In other news, South Korea is currently playing against Sweden in their first game (I think) of this World Cup round. I’m going to follow the game by analyzing the amount of yelling I hear coming from outside my window. I have to say, 9 pm games are much better than the previous World Cup’s 6 am games or something like that.

Seoul Station

I was in the Seoul Station area this weekend, to apply for my visa to China. Some interesting things:

 

The fertility center displaying their cryovats, right across from the entrance to the China Visa Center. There’s a joke in here somewhere …

 

And then I walked across the Seoullo 7017 skygarden, to get to Seoul Station from Seoul Square. I was surprised at the amount of homeless people outside Seoul Station. I’d been outside the old Seoul Station once or twice before, and it was deserted then. Now I’m wondering, did I go at an odd time before, because surely I must have noticed … ? No? I don’t know.

The reason I went to Seoul Station was to go to the 하이마트 electronics center inside Lotte Mart. Annoyingly, I’m in the market for a laptop. I hate laptops. FYI, their prices are so much higher than buying online, in addition to displaying a limited and slightly outdated selection. I had a bit of a tech-head chat with one of the sales guys hanging around the laptop section, and it turns out that the sales staff do not get any sort of commission! They are solely there to assist. I thought that was nice.
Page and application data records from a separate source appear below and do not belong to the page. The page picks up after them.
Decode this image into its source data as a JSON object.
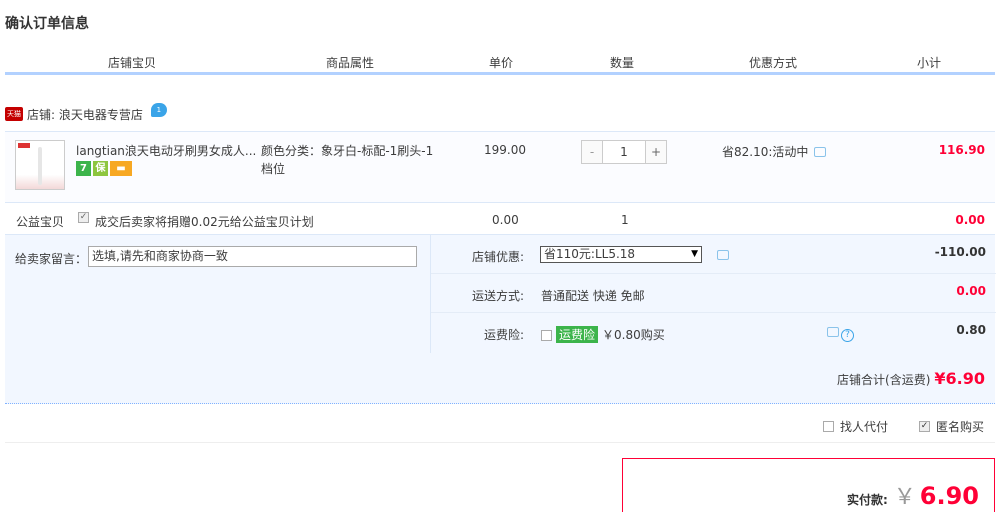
{
  "page_title": "确认订单信息",
  "columns": [
    "店铺宝贝",
    "商品属性",
    "单价",
    "数量",
    "优惠方式",
    "小计"
  ],
  "shop": {
    "tmall_icon": "天猫",
    "label": "店铺: 浪天电器专营店",
    "chat_icon": "wangwang-icon"
  },
  "item": {
    "title": "langtian浪天电动牙刷男女成人...",
    "attribute": "颜色分类：象牙白-标配-1刷头-1档位",
    "price": "199.00",
    "quantity": "1",
    "minus": "-",
    "plus": "+",
    "promo": "省82.10:活动中",
    "subtotal": "116.90",
    "badges": [
      "7",
      "保"
    ]
  },
  "charity": {
    "label": "公益宝贝",
    "text": "成交后卖家将捐赠0.02元给公益宝贝计划",
    "price": "0.00",
    "quantity": "1",
    "subtotal": "0.00"
  },
  "message": {
    "label": "给卖家留言：",
    "placeholder": "选填,请先和商家协商一致"
  },
  "shop_discount": {
    "label": "店铺优惠:",
    "selected": "省110元:LL5.18",
    "amount": "-110.00"
  },
  "shipping": {
    "label": "运送方式:",
    "value": "普通配送 快递 免邮",
    "amount": "0.00"
  },
  "freight_insurance": {
    "label": "运费险:",
    "tag": "运费险",
    "value": "￥0.80购买",
    "amount": "0.80"
  },
  "shop_total": {
    "label": "店铺合计(含运费)",
    "amount": "¥6.90"
  },
  "options": {
    "proxy_pay": "找人代付",
    "anonymous": "匿名购买"
  },
  "payment": {
    "label": "实付款:",
    "currency": "￥",
    "amount": "6.90"
  },
  "colors": {
    "accent_red": "#ff0036",
    "header_border": "#b2d1ff",
    "panel_bg": "#f2f7ff"
  }
}
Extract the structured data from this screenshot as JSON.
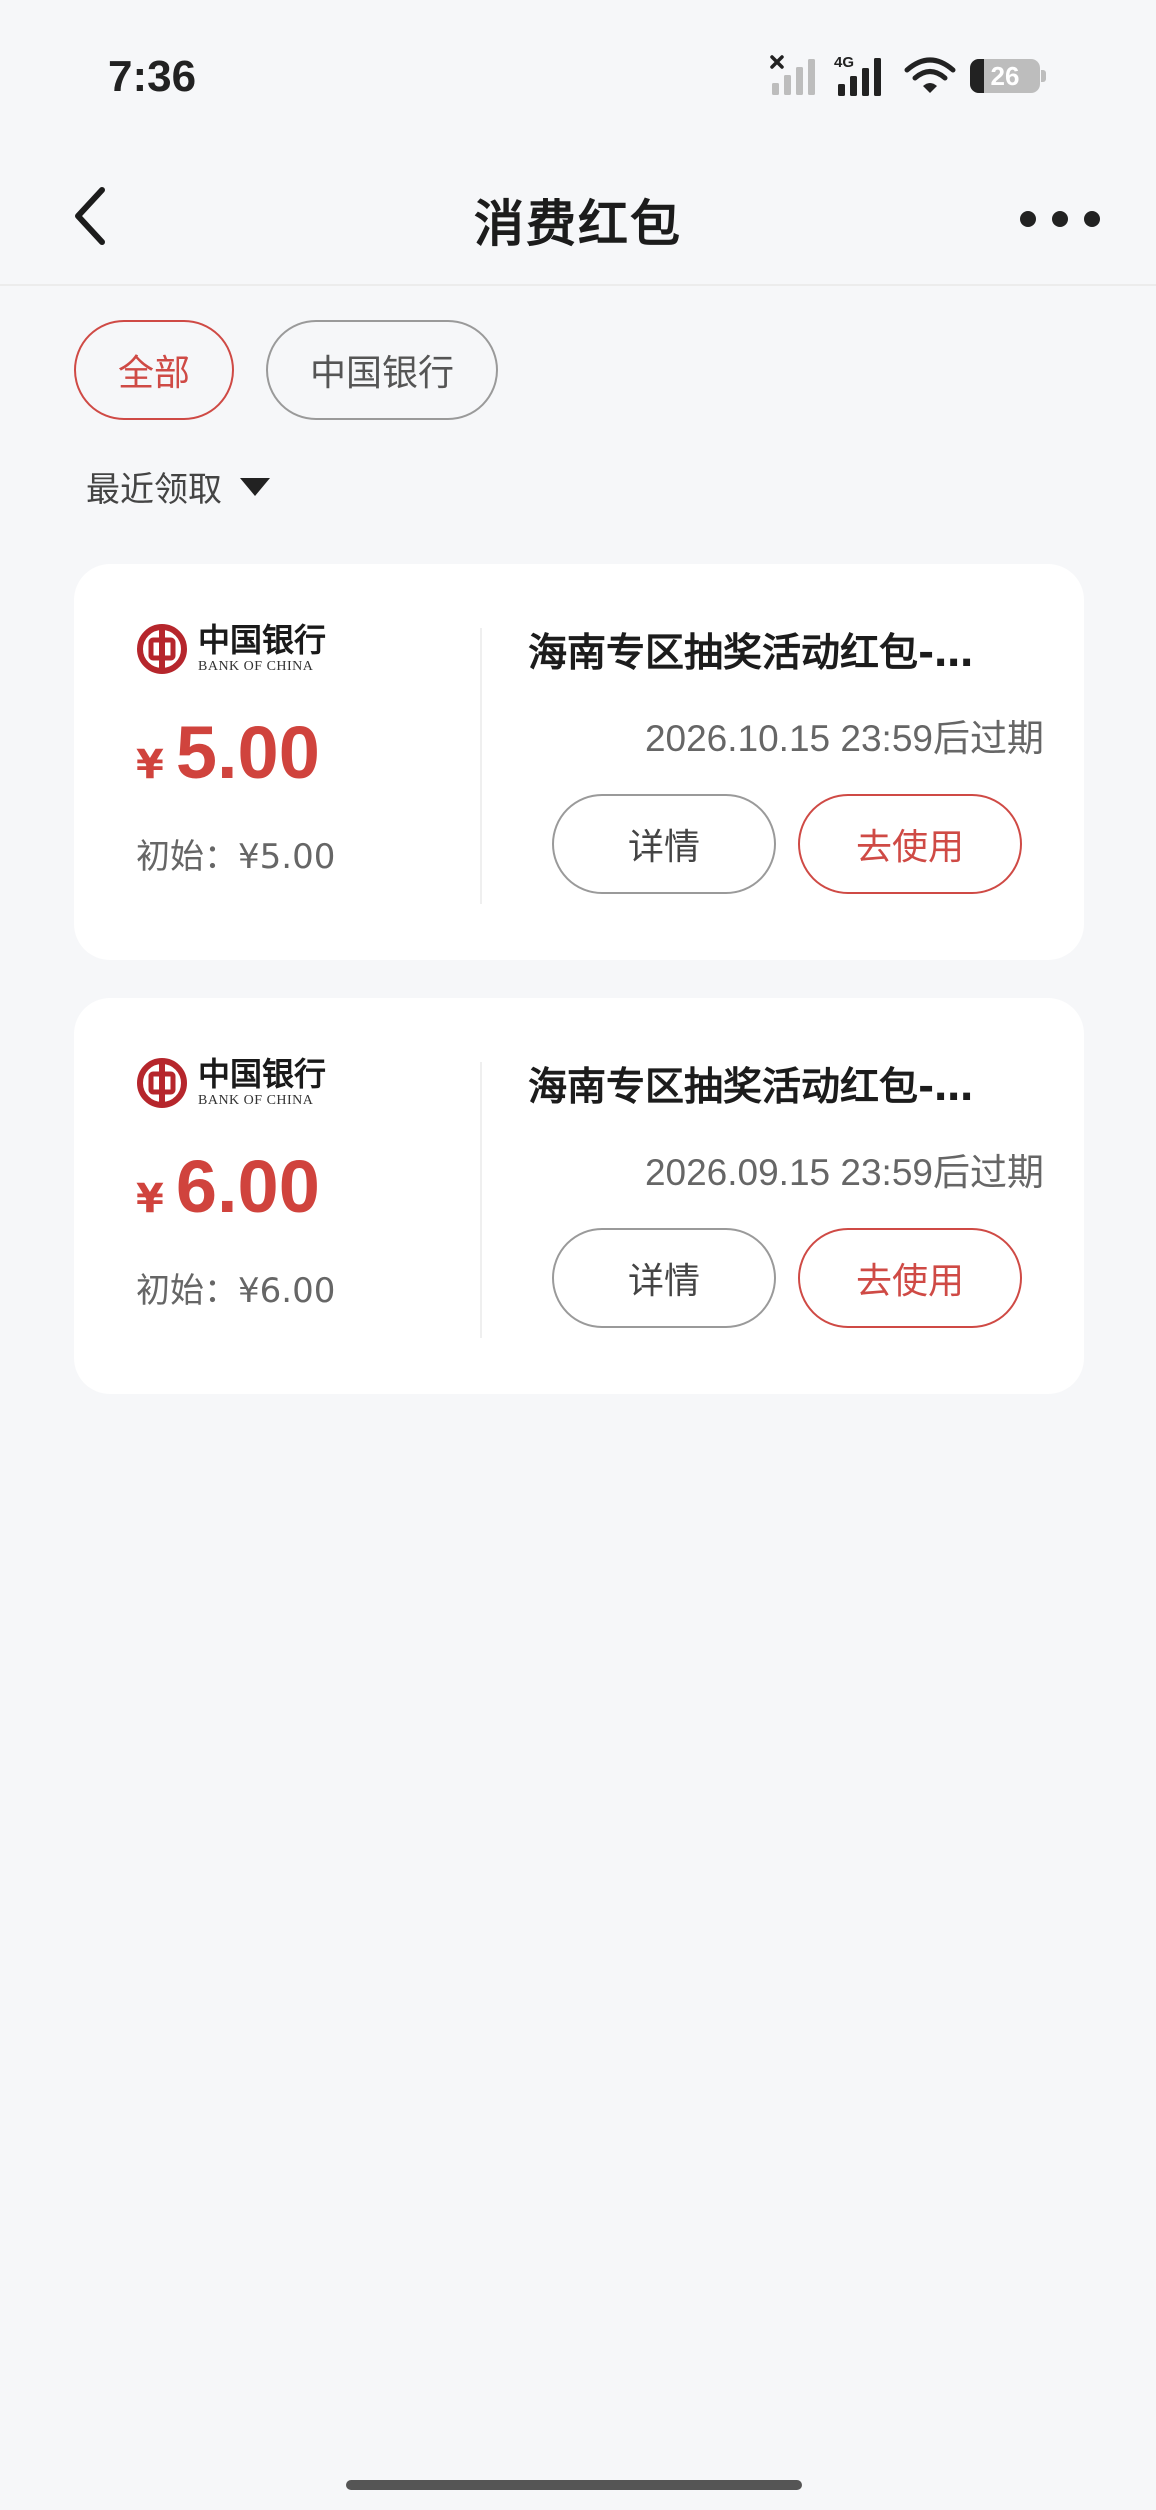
{
  "status_bar": {
    "time": "7:36",
    "network_type": "4G",
    "battery": "26",
    "icons": [
      "no-signal-sim1-icon",
      "signal-4g-icon",
      "wifi-icon",
      "battery-icon"
    ]
  },
  "header": {
    "title": "消费红包",
    "back_icon": "chevron-left-icon",
    "more_icon": "more-dots-icon"
  },
  "filters": {
    "tabs": [
      {
        "label": "全部",
        "active": true
      },
      {
        "label": "中国银行",
        "active": false
      }
    ],
    "sort_label": "最近领取"
  },
  "coupons": [
    {
      "bank_logo_cn": "中国银行",
      "bank_logo_en": "BANK OF CHINA",
      "currency": "¥",
      "amount": "5.00",
      "initial": "初始：¥5.00",
      "title": "海南专区抽奖活动红包-…",
      "expiry": "2026.10.15 23:59后过期",
      "detail_label": "详情",
      "use_label": "去使用"
    },
    {
      "bank_logo_cn": "中国银行",
      "bank_logo_en": "BANK OF CHINA",
      "currency": "¥",
      "amount": "6.00",
      "initial": "初始：¥6.00",
      "title": "海南专区抽奖活动红包-…",
      "expiry": "2026.09.15 23:59后过期",
      "detail_label": "详情",
      "use_label": "去使用"
    }
  ],
  "colors": {
    "accent": "#cf4a45",
    "background": "#f6f7f9",
    "card": "#ffffff"
  }
}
And then he had to go and say, “Wow, it’s so interesting talking to you; most women are not interested in these kinds of things.”

 

And a piano at the skygarden. I tested it out and was pleasantly surprised to find out that it was in tune! The outdoor weather can’t be great conditions for a piano, though.

Amsterdam Centraal

All the news are saying that Anthony Bourdain died today.

A long time ago, in a train station in Amsterdam, I kind of crossed paths with him. I didn’t say hi or fangirl because (a) I was in a train that was about to depart, and he was on the platform, and (b) he was working. The film crew repeatedly filmed him going up and down the stairs with a (clearly empty) suitcase, again and again. And then along the platform, again and again, until they got their shot.

At the time, I thought this guy was world-famous. But nobody in that train station seemed to notice or care. In that moment, I realized: Oh shit, he’s only big on American TV! Looking back at it, No Reservations was only on its second season, and Youtube wasn’t a verb yet.

Of all the food and travel shows out there, I think his was by far the best. It’s the adventures of an Everyman who happens to know a lot about cooking, going around and trying out new things, and being open to it.